  • A safety strap should be attached to the tree to prevent you from falling more than 12 inches.

  • In the event of a fall, harnesses provide some cushion, generally about 4 inches, which is the result of the alternately tightening and slipping of the harness as well as the normal stretch of the material.

  • Always inspect the safety harness for signs of wear or damage before each use.

  • Follow all manufacturers’ instructions for use of a safety harness and stand.

Three-point rule
Always have three points of contact to the steps or ladder before moving. This could be two arms and one leg holding and stepping on the ladder, or one arm and two legs in contact with the ladder. Be cautious because rain, frost, ice or snow can cause steps to become slippery. Check the security of the step before placing your weight on it.

Recovery from a fall
  • In the event of a fall in a harness, try to recover as soon as possible. The longer you stay suspended from your harness, the harder it will be to recover.

  • Seek suspension relief by grabbing onto the tree trunk or climbing steps.

  • Take the weight off your harness as soon as possible.

  • Once you have a firm hold on the trunk or climbing steps, use the three-point rule to climb back into — or down from — your stand.

  • Replace your harness with a new one in the event of a fall, especially if you have cut your tree tether.

Safety guidelines
  • Always use a haul line to pull up your gear and unloaded your firearm or bow to your tree stand. Never climb with anything in your hands or on your back. Before descending, lower your equipment on the opposite side of the tree.

  • Always select the proper tree for use with your tree stand. Choose a live, straight tree that fits within the size limits recommended in your tree stand’s instructions.
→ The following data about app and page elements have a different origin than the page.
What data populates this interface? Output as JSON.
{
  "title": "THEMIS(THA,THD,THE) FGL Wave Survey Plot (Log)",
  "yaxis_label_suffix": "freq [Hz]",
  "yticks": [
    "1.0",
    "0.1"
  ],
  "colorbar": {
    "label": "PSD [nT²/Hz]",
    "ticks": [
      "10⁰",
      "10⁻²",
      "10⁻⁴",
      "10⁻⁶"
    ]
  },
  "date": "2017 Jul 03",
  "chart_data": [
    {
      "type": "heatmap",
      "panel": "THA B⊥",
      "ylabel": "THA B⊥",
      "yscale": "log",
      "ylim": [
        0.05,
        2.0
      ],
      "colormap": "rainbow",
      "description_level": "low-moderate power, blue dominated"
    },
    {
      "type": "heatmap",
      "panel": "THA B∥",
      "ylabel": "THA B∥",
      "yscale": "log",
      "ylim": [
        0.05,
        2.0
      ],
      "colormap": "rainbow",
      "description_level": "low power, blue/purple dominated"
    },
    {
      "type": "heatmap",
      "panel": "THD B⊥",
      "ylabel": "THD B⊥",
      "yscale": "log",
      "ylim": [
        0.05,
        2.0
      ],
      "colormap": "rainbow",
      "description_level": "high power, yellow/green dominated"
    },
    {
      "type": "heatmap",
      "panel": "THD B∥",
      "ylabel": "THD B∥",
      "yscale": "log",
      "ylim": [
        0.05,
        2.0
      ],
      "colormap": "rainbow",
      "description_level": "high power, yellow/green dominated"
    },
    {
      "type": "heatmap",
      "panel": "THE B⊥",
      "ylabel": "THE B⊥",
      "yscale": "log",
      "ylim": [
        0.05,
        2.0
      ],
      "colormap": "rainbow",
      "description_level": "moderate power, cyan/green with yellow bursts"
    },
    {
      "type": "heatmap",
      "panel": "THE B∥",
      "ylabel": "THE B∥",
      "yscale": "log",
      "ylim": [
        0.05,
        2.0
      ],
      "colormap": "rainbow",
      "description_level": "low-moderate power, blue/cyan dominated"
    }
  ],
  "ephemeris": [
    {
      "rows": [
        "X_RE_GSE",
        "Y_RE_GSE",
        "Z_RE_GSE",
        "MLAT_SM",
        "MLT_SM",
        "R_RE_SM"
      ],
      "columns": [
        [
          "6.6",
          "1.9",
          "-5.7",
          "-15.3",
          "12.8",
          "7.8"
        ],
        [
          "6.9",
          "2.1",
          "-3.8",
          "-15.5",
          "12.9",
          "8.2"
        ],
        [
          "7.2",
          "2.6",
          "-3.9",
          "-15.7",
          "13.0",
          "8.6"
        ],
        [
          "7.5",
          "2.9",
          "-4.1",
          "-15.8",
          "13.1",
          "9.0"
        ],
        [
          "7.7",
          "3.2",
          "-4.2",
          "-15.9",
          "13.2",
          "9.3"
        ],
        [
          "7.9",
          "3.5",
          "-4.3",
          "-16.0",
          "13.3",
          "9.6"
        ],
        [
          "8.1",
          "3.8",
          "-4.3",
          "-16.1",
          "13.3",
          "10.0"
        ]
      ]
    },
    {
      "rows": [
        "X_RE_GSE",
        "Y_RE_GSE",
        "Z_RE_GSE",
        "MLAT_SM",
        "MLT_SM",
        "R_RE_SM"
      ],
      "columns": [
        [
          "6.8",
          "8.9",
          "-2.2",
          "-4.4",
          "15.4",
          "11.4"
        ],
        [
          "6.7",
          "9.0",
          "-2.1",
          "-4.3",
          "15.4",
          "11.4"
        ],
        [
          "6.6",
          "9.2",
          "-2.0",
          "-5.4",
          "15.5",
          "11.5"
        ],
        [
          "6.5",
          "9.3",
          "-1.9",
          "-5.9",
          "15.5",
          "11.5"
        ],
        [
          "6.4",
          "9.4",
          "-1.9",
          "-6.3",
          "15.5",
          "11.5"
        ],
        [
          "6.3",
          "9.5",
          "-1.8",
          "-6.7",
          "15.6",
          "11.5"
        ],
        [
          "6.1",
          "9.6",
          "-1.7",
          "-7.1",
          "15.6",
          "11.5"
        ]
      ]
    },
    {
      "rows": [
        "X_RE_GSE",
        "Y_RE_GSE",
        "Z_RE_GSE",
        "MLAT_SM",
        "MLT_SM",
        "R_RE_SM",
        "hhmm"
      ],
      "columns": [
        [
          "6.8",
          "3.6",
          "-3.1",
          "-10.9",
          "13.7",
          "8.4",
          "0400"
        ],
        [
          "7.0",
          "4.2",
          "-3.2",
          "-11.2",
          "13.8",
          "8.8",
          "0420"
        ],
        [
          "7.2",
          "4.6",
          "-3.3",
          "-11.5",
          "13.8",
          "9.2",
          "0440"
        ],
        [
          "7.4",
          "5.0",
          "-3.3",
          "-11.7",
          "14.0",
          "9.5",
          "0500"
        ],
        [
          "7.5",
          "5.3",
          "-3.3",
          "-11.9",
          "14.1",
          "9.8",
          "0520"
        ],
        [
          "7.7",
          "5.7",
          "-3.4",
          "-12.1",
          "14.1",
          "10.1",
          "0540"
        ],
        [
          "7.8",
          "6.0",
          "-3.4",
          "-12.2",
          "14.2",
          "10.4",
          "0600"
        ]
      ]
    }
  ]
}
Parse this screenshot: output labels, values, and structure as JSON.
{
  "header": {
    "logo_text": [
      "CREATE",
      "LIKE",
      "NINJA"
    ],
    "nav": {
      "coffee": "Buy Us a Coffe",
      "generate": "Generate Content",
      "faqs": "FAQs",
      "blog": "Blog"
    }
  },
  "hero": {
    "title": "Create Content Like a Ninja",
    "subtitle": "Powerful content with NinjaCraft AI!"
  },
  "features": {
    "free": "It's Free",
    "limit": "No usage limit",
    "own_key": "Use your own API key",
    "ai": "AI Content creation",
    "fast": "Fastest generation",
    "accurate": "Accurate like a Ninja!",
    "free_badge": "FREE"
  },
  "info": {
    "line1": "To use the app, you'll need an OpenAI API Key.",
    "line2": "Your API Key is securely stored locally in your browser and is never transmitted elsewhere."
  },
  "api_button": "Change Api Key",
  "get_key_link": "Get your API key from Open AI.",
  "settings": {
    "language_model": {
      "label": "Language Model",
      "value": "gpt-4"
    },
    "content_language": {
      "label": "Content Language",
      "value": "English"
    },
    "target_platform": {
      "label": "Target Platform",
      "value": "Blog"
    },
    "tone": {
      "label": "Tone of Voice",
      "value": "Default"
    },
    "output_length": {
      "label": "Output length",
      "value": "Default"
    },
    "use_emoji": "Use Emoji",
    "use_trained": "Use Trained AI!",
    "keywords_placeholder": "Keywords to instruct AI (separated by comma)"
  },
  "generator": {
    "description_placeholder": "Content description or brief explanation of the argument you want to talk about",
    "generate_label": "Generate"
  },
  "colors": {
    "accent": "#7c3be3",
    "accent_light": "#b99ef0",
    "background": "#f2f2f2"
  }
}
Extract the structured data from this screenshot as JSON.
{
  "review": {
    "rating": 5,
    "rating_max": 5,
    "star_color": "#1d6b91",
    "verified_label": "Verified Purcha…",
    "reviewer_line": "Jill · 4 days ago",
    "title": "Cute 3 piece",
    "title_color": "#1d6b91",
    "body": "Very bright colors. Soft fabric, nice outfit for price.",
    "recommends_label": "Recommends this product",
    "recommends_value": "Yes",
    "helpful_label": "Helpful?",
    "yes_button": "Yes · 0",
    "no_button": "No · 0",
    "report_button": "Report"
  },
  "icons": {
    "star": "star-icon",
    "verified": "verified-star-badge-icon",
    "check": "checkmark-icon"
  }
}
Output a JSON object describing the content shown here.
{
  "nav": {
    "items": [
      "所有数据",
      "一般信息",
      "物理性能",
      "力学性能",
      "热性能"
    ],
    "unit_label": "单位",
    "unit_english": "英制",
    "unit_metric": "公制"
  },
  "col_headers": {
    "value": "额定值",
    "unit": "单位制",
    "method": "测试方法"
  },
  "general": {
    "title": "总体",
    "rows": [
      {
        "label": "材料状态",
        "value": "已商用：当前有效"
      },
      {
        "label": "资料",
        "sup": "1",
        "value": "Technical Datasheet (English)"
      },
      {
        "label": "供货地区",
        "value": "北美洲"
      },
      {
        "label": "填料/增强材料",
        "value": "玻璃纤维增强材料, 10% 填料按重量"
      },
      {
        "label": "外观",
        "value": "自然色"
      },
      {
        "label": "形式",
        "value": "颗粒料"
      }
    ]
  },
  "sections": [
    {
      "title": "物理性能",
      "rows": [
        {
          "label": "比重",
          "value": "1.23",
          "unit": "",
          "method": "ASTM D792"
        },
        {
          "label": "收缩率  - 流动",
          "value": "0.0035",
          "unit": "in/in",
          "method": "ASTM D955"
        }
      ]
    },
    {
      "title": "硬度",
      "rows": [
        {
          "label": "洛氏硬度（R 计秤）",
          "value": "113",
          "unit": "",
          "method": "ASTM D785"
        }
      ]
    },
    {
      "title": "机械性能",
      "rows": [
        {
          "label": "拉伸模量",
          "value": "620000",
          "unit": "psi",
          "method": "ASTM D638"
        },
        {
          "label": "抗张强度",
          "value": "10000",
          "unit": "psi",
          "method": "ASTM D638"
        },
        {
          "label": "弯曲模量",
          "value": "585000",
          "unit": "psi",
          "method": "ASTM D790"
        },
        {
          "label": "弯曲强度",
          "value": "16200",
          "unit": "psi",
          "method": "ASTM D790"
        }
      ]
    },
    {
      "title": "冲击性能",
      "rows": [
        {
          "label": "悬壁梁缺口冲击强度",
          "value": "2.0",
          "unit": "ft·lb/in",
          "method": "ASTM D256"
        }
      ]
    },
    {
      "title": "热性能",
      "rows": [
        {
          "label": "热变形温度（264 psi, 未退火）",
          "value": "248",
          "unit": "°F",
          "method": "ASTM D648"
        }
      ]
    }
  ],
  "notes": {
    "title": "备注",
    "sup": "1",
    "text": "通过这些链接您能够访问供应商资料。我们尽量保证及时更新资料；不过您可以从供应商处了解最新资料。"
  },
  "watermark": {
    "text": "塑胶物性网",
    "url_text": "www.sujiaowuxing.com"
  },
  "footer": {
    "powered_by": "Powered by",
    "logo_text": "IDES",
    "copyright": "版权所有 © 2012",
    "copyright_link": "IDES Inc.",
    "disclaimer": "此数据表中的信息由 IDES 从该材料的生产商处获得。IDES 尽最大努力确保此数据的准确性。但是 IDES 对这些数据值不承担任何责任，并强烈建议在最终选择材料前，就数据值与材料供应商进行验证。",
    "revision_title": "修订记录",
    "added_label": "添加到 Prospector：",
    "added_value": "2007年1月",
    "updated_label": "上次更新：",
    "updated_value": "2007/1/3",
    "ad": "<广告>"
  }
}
  • Always hunt with a plan and, if possible, a buddy. Let others know your exact hunting location, when you plan to return and who you are hunting with.

  • Always carry emergency signal devices such as a cellphone, whistle, walkie-talkie, signal flare and flashlight on your person, even when you are suspended in your tree stand.

  • The recommended height for an elevated tree stand is less than 10 feet above the ground.

  • Know your physical limitations. Don’t take chances. If you start thinking about how high you are, don’t go any higher.

  • While climbing with a tree stand, make slow, even movements of no more than 10-12 inches at a time. Have proper contact with the tree and/or tree stand every time you move and follow the three-point rule.

Editor’s note: Information reprinted with permission from the Minnesota Department of Natural Resources website at www.dnr.state.mn.us.



  • 11 November 2018
  • Author: USACRC Editor
  • Number of views: 653
  • Comments: 0